While legislation to amend the federal standards for collecting ethnic data was proposed under former President Barack Obama, it was later ditched under former President Donald Trump, who instead followed through with his 2016 presidential campaign promise to impose a Muslim travel ban. As of late, President Joe Biden has reintroduced the idea, creating a working group – the Interagency Technical Working Group on Race and Ethnicity Standards – whose recommendations may result in a separate MENA ethnicity question on the 2030 U.S. census.
But New York lawmakers are eager to move forward on the state level. “I think we can’t wait,” González-Rojas said. “We need this data now, and we need to make sure that we’re adequately serving the needs of our communities in New York state.”
Supporting MENA communities

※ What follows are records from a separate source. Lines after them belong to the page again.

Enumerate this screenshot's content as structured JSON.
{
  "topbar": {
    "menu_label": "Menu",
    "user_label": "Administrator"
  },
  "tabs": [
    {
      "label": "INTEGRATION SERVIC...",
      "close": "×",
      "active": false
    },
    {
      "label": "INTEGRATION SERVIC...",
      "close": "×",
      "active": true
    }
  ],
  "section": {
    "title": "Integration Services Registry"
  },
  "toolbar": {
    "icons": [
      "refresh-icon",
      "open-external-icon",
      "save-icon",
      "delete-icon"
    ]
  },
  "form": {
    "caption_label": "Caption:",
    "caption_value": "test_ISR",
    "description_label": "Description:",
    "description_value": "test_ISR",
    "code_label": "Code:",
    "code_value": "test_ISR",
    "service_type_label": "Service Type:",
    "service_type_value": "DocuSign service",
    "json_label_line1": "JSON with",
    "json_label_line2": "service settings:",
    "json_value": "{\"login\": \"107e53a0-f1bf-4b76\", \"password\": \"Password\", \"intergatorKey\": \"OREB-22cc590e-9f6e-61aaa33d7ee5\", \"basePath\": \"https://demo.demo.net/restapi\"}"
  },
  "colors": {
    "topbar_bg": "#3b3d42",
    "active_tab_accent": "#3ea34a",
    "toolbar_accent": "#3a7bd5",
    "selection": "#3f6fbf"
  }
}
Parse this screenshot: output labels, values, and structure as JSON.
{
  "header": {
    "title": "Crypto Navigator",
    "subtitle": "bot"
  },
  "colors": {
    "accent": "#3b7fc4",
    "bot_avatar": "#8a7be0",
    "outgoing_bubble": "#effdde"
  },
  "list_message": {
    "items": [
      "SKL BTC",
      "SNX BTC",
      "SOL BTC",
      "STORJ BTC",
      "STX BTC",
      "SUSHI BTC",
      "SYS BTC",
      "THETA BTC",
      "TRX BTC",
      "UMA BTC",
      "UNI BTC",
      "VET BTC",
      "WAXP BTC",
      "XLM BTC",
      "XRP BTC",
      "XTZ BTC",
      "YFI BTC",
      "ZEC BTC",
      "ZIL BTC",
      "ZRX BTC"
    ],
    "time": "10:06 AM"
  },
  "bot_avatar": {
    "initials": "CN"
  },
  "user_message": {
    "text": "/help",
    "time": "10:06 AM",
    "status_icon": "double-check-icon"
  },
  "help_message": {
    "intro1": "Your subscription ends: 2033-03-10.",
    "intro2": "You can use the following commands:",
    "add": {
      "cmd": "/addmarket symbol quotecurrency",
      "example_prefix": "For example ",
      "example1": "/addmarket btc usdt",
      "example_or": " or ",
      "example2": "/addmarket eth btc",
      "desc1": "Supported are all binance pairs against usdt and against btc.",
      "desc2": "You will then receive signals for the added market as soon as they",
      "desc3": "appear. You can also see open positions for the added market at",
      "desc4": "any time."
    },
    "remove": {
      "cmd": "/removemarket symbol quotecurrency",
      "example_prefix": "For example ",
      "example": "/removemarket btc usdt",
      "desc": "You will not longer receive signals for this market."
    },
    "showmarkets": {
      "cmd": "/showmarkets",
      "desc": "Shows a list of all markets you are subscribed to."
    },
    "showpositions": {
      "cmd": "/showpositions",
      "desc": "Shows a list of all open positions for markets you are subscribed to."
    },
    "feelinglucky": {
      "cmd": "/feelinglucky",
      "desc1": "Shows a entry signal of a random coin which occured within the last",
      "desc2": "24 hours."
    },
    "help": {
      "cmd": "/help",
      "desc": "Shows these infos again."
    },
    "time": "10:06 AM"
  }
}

Since the state considers MENA New Yorkers to be white rather than part of a racial or ethnic minority group, they have largely been left out of the recent waves of initiatives calling for the diversification of governmental and corporate bodies through MWBE certification and DEI initiatives. “The one thing that will be really important for our North African vendors is to be recognized as minority owners of businesses,” said Mohamed Attia, the managing director of the Street Vendor Project at the Urban Justice Center.
The bill sponsored by Gianaris and González-Rojas would not directly impact the minority status of MENA communities, but supporters said it would serve as an important first step in understanding the needs of the community. “The purpose is, as an initial matter, to get accurate information about these communities, as lumping them in with the white population is giving us inaccurate data and myths,” Gianaris said.
With state data reforms for MENA populations potentially on the docket next year, advocates were hopeful that years of collective advocacy will amount to something tangible for New York’s MENA community. It could even pave the way for other states and the federal government to better understand the needs of MENA citizens.
“To see the fruition of it – and for New York to lead and say, ‘it may not happen federally, but we’re going to do it in New York’ – is just a testament to the work that has been done by many leaders in the MENA community who have been pushing for this,” Sarsour said.